Date Written: January 21, 2012
The Court’s decision in Kentucky v. King, 131 S. Ct. 1849, was many years in the making, necessitated by a need to resolve an increasing discrepancy between various state high courts and the U.S. Courts of Appeals. Specifically, the courts have disagreed in their application of the “police-created exigency doctrine” as an override of the exigent circumstances exceptions to warrantless searches and seizures. While the Supreme Court’s holding in King that “warrantless entry to prevent the destruction of evidence is allowed where police do not create the exigency through actual or threatened Fourth Amendment violation” seems at first comforting and even logical, its implications are anything but reassuring. Indeed, the authority of the police (now given more freedom from the Fourth Amendment) conjures images of Nazi storm troopers breaking down the doors of downtrodden citizens of the police-state. In fact, the Court’s extension of discretion to individual police officers contracts the authority, and even the necessity, of a neutral magistrate to the extent that warrants are not even required if the officer so reasons at the time of his entry. That is not an issue as long as the police acted “reasonably” up to the point they broke down your door.

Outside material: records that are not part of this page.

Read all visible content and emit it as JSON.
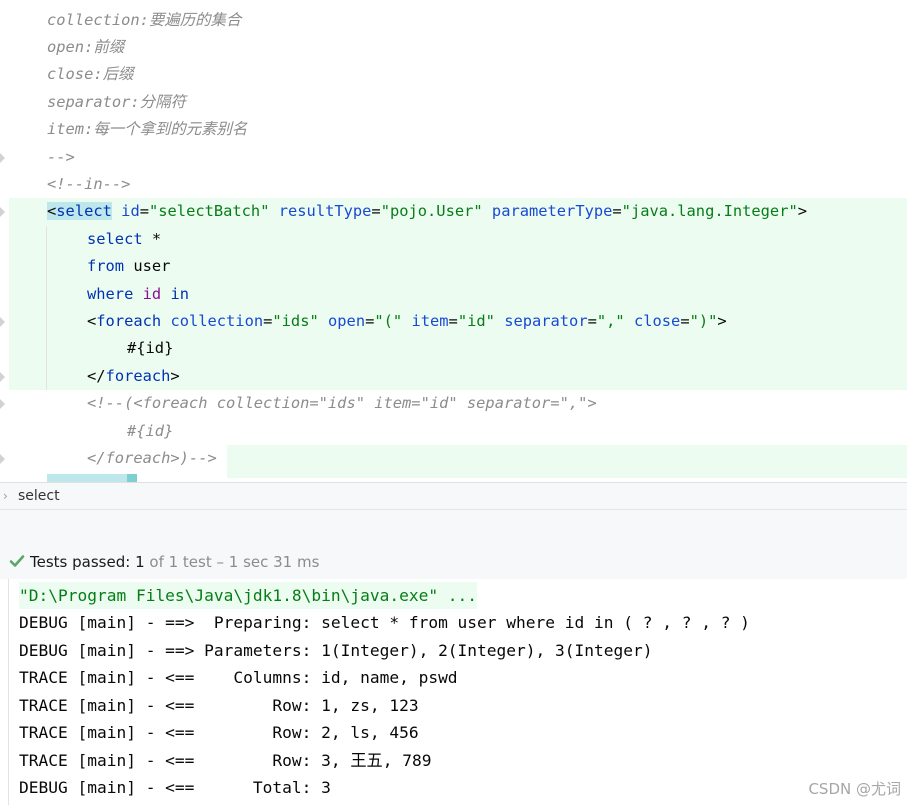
{
  "editor": {
    "lines": [
      {
        "id": "doc-collection",
        "kind": "doc",
        "key": "collection:",
        "text": "要遍历的集合"
      },
      {
        "id": "doc-open",
        "kind": "doc",
        "key": "open:",
        "text": "前缀"
      },
      {
        "id": "doc-close",
        "kind": "doc",
        "key": "close:",
        "text": "后缀"
      },
      {
        "id": "doc-separator",
        "kind": "doc",
        "key": "separator:",
        "text": "分隔符"
      },
      {
        "id": "doc-item",
        "kind": "doc",
        "key": "item:",
        "text": "每一个拿到的元素别名"
      },
      {
        "id": "comment-end",
        "kind": "plaincomment",
        "text": "-->"
      },
      {
        "id": "comment-in",
        "kind": "plaincomment",
        "text": "<!--in-->"
      },
      {
        "id": "select-open-tag",
        "kind": "select-tag",
        "tag_open": "<",
        "tag": "select",
        "attrs": [
          {
            "name": "id",
            "value": "\"selectBatch\""
          },
          {
            "name": "resultType",
            "value": "\"pojo.User\""
          },
          {
            "name": "parameterType",
            "value": "\"java.lang.Integer\""
          }
        ],
        "tag_close": ">"
      },
      {
        "id": "sql-select",
        "kind": "sql",
        "indent": 4,
        "segments": [
          {
            "c": "k",
            "t": "select"
          },
          {
            "c": "x",
            "t": " *"
          }
        ]
      },
      {
        "id": "sql-from",
        "kind": "sql",
        "indent": 4,
        "segments": [
          {
            "c": "k",
            "t": "from"
          },
          {
            "c": "x",
            "t": " user"
          }
        ]
      },
      {
        "id": "sql-where",
        "kind": "sql",
        "indent": 4,
        "segments": [
          {
            "c": "k",
            "t": "where"
          },
          {
            "c": "x",
            "t": " "
          },
          {
            "c": "p",
            "t": "id"
          },
          {
            "c": "x",
            "t": " "
          },
          {
            "c": "k",
            "t": "in"
          }
        ]
      },
      {
        "id": "foreach-open-tag",
        "kind": "tag",
        "indent": 4,
        "tag_open": "<",
        "tag": "foreach",
        "attrs": [
          {
            "name": "collection",
            "value": "\"ids\""
          },
          {
            "name": "open",
            "value": "\"(\""
          },
          {
            "name": "item",
            "value": "\"id\""
          },
          {
            "name": "separator",
            "value": "\",\""
          },
          {
            "name": "close",
            "value": "\")\""
          }
        ],
        "tag_close": ">"
      },
      {
        "id": "foreach-body",
        "kind": "sql",
        "indent": 8,
        "segments": [
          {
            "c": "x",
            "t": "#{id}"
          }
        ]
      },
      {
        "id": "foreach-close-tag",
        "kind": "tag",
        "indent": 4,
        "tag_open": "</",
        "tag": "foreach",
        "attrs": [],
        "tag_close": ">"
      },
      {
        "id": "commented-foreach-open",
        "kind": "plaincomment",
        "indent": 4,
        "text": "<!--(<foreach collection=\"ids\" item=\"id\" separator=\",\">"
      },
      {
        "id": "commented-foreach-body",
        "kind": "plaincomment",
        "indent": 8,
        "text": "#{id}"
      },
      {
        "id": "commented-foreach-close",
        "kind": "plaincomment",
        "indent": 4,
        "text": "</foreach>)-->"
      }
    ]
  },
  "breadcrumb": {
    "item": "select"
  },
  "tests": {
    "label": "Tests passed:",
    "count": "1",
    "detail": "of 1 test – 1 sec 31 ms",
    "status_color": "#59a869"
  },
  "console": {
    "lines": [
      "\"D:\\Program Files\\Java\\jdk1.8\\bin\\java.exe\" ...",
      "DEBUG [main] - ==>  Preparing: select * from user where id in ( ? , ? , ? )",
      "DEBUG [main] - ==> Parameters: 1(Integer), 2(Integer), 3(Integer)",
      "TRACE [main] - <==    Columns: id, name, pswd",
      "TRACE [main] - <==        Row: 1, zs, 123",
      "TRACE [main] - <==        Row: 2, ls, 456",
      "TRACE [main] - <==        Row: 3, 王五, 789",
      "DEBUG [main] - <==      Total: 3"
    ]
  },
  "watermark": "CSDN @尤词"
}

Keywords: Kentucky v. King, 131 S. Ct. 1849 (2011), Exigent Circumstance, Exigent Circumstance Rule, Police-created Exigency Doctrine, Fourth Amendment, Drug Search, Warrantless Search and Seizure, Criminal Procedure
JEL Classification: K14, K19, K42
Suggested Citation: Suggested Citation
Grant T., Fear and Loathing in the American Home: Police-Created Exigency Doctrine No Longer a Check on Police Power under Fourth Amendment (January 21, 2012). Available at SSRN: https://ssrn.com/abstract=1989506 or http://dx.doi.org/10.2139/ssrn.1989506